As per the data rolled out by think tank Ember, it is well to be noted that China has gone on to add more wind generation capacity to its kitty in the past couple of years than it did in the last seven.
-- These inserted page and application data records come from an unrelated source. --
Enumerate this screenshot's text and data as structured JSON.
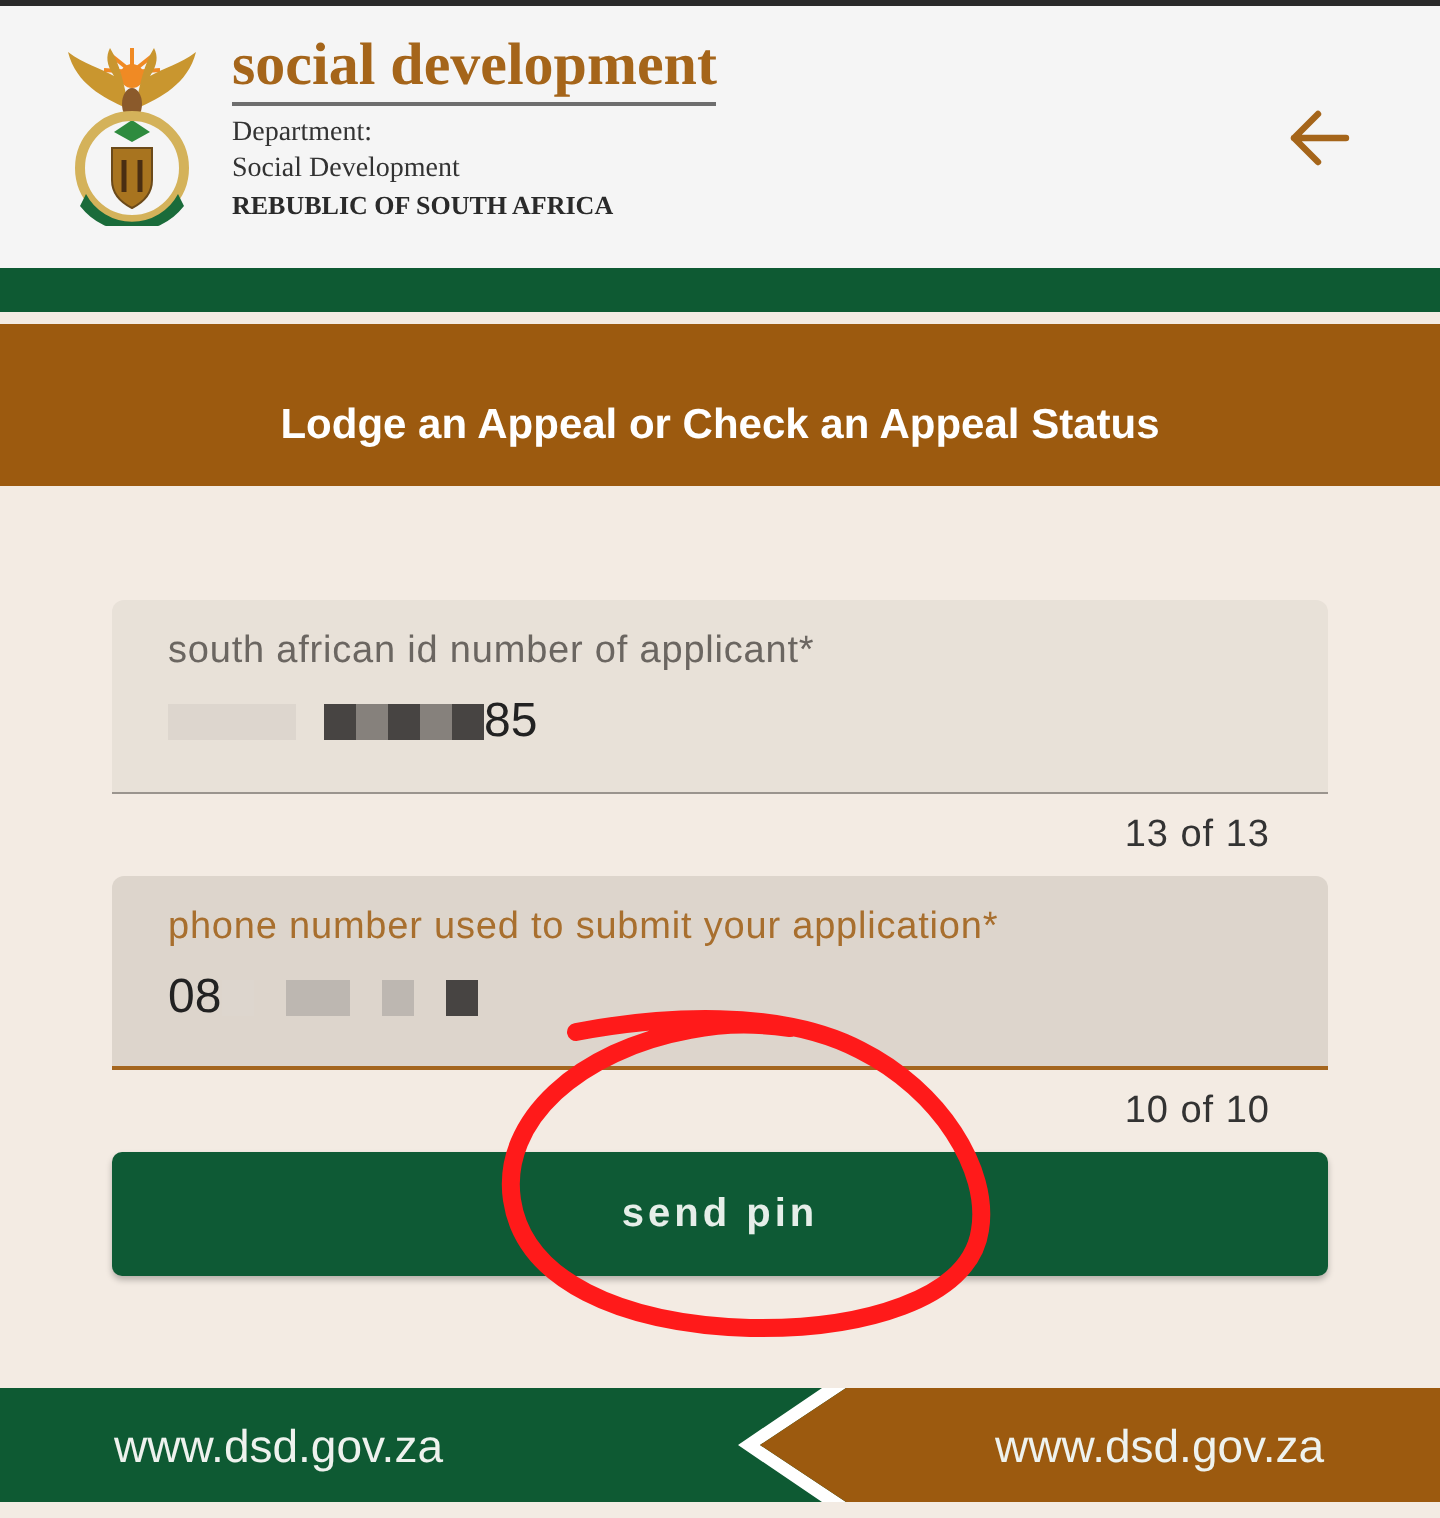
{
  "header": {
    "title": "social development",
    "lines": [
      "Department:",
      "Social Development"
    ],
    "country": "REBUBLIC OF SOUTH AFRICA"
  },
  "banner": {
    "title": "Lodge an Appeal or Check an Appeal Status"
  },
  "form": {
    "fields": [
      {
        "label": "south african id number of applicant*",
        "focused": false,
        "value_parts": [
          {
            "kind": "blur"
          },
          {
            "kind": "pixels"
          },
          {
            "kind": "text",
            "text": "85"
          }
        ],
        "counter": "13 of 13"
      },
      {
        "label": "phone number used to submit your application*",
        "focused": true,
        "value_parts": [
          {
            "kind": "text",
            "text": "08"
          },
          {
            "kind": "smudge"
          }
        ],
        "counter": "10 of 10"
      }
    ],
    "button": "send pin"
  },
  "footer": {
    "links": [
      "www.dsd.gov.za",
      "www.dsd.gov.za"
    ]
  }
}
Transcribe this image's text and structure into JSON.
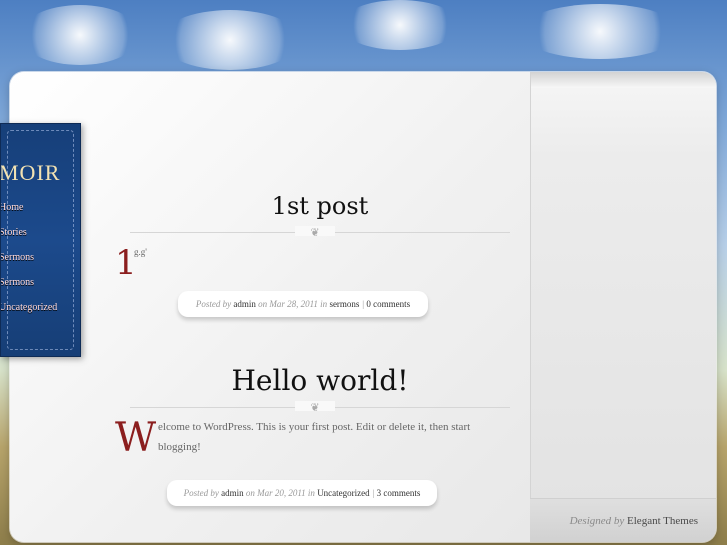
{
  "site": {
    "logo": "MOIR",
    "nav": [
      "Home",
      "Stories",
      "Sermons",
      "Sermons",
      "Uncategorized"
    ]
  },
  "post1": {
    "title": "1st post",
    "dropcap": "1",
    "text": "g.g'",
    "meta": {
      "posted_by_label": "Posted by",
      "author": "admin",
      "on_label": "on",
      "date": "Mar 28, 2011",
      "in_label": "in",
      "category": "sermons",
      "sep": "|",
      "comments": "0 comments"
    }
  },
  "post2": {
    "title": "Hello world!",
    "dropcap": "W",
    "text": "elcome to WordPress. This is your first post. Edit or delete it, then start blogging!",
    "meta": {
      "posted_by_label": "Posted by",
      "author": "admin",
      "on_label": "on",
      "date": "Mar 20, 2011",
      "in_label": "in",
      "category": "Uncategorized",
      "sep": "|",
      "comments": "3 comments"
    }
  },
  "footer": {
    "designed_by": "Designed by",
    "brand": "Elegant Themes"
  }
}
It has in fact generated 46% more wind power than the entire Europe put together, which happens to be the biggest wind generation market.
Significantly, Europe has been the world’s top wind power producer till 2020. However, China’s broadening of the lead over its counterparts from across the world, and that too in such a tight timeline, goes on to cement its status as the global green energy leader and highlights Beijing’s commitment when it comes to refurbishing its enormous energy system, and that too at a brisk pace.
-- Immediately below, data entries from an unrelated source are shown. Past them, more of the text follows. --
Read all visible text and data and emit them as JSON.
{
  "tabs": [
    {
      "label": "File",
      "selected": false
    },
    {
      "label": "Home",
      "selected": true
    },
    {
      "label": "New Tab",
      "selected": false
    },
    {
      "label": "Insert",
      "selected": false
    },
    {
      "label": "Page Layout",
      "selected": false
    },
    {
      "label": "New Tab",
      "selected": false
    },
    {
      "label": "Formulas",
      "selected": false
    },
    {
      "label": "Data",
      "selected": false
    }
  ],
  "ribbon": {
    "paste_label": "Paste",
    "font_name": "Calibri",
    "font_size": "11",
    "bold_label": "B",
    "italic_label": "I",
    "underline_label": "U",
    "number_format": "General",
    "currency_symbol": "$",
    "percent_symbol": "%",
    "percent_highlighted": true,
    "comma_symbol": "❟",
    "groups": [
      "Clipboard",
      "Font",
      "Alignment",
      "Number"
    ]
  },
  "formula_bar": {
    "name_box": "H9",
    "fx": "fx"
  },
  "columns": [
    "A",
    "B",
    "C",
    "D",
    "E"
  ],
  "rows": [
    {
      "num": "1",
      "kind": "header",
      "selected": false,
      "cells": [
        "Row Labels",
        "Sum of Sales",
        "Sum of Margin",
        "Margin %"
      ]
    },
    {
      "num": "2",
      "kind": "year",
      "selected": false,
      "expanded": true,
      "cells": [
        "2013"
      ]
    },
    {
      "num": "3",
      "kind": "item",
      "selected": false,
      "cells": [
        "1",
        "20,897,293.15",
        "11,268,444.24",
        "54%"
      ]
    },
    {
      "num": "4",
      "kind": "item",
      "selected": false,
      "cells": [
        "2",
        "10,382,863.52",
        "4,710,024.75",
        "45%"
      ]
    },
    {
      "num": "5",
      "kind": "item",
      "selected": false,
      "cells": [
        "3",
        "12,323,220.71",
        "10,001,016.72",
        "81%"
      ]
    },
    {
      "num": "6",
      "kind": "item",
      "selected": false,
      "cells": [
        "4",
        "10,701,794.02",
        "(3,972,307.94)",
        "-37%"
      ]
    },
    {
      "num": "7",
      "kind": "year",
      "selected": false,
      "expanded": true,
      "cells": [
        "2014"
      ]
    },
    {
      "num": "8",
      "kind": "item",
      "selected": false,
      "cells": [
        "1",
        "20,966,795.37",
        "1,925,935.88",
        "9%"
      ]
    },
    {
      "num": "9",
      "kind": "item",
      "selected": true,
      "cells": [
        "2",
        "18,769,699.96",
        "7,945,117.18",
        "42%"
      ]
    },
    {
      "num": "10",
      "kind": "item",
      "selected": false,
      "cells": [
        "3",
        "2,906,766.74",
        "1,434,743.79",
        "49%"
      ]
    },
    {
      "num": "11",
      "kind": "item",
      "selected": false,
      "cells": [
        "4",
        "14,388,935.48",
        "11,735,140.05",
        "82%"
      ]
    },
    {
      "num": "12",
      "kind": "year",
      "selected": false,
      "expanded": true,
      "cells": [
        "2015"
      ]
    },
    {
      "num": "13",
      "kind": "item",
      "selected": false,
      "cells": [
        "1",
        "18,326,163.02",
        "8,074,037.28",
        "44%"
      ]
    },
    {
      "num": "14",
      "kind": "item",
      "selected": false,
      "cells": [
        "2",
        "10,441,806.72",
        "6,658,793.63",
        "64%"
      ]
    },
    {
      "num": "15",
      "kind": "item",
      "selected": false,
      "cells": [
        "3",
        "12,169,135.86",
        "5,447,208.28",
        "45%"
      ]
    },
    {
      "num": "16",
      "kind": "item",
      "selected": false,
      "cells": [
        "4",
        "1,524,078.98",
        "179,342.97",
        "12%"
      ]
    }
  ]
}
Moreover, a fast rollout in wind capacity along with the surge of 27% in solar power in 2022 from a year prior to that has aided in bolstering China’s share in electricity through clean energy sources to an unprecedented 34.2%. All this is going to aid China’s energy system in halting its reliance on fossil fuels such as coal, even though the economic surge takes the front seat in 2023 as the pandemic restrictions lift.
As China has deployed historic volumes of solar and wind power in the past ten years, wind power has grown unprecedentedly since 2020.
In the case of industrial scale electricity generation, wind power has always been given a priority over solar because of its ability of the wind turbines to make sure that the electricity gets generated round the clock while the solar generation drops as soon as the sun sets. In the past two years, the average yearly rise in the wind capacity in China was 178.6 TWh, which was 350% more than the average yearly surge between 2015 and 2020.
China’s solar, on the other hand, grew at an average of 78.3 TWh in 2021–22, which is twice the annual growth that was seen between 2015 and 2020. The recent wind power expansion in the country has been apparently higher than other major markets, with the overall growth 3.6 times higher than the growth seen in the same period in the US and Europe too. As per the information from Global Energy Monitor, China’s overall functional capacity of wind farms was 278.353 MW as of January this year. Almost 60% of the total capacity has been installed since 2015, which means that the vast Chinese wind projects are comparatively modern installations that churn out high efficiency rates.
On the contrary, 22% of US wind capacity and 27% of Germany’s were installed before 2010, thereby making these plants less efficient as compared to the latest upgrades in turbines. Notably, China’s functional wind installations have been spread across 30 of its provinces, out of which 10 provinces have a capacity that is more than 10,000 MW.
Prominent manufacturing hubs like Guangdong, Fujian, Shanxi, and Hebei have all seen steep rises when it comes to wind power generation recently, which has in turn helped domestic power manufacturers to lessen their reliance on high-emitting fossil fuels. Besides, higher renewable power generation has helped put a cap on the power costs for consumers since the coal and natural gas costs have shot up in the global markets.
Moving forward, the high levels of wind generation will play a major role in sharing increased power to factories in China. It is also expected in 2023, a greater usage of coal in China as the economy steps up in response to the stimulus measures of Beijing which are focussed on reviving growth in businesses. More importantly, further wind energy installations are expected to be part of China’s development mix, giving more thrust to the country’s energy transition efforts and thereby widening its lead as compared to other markets when it comes to renewable energy deployment.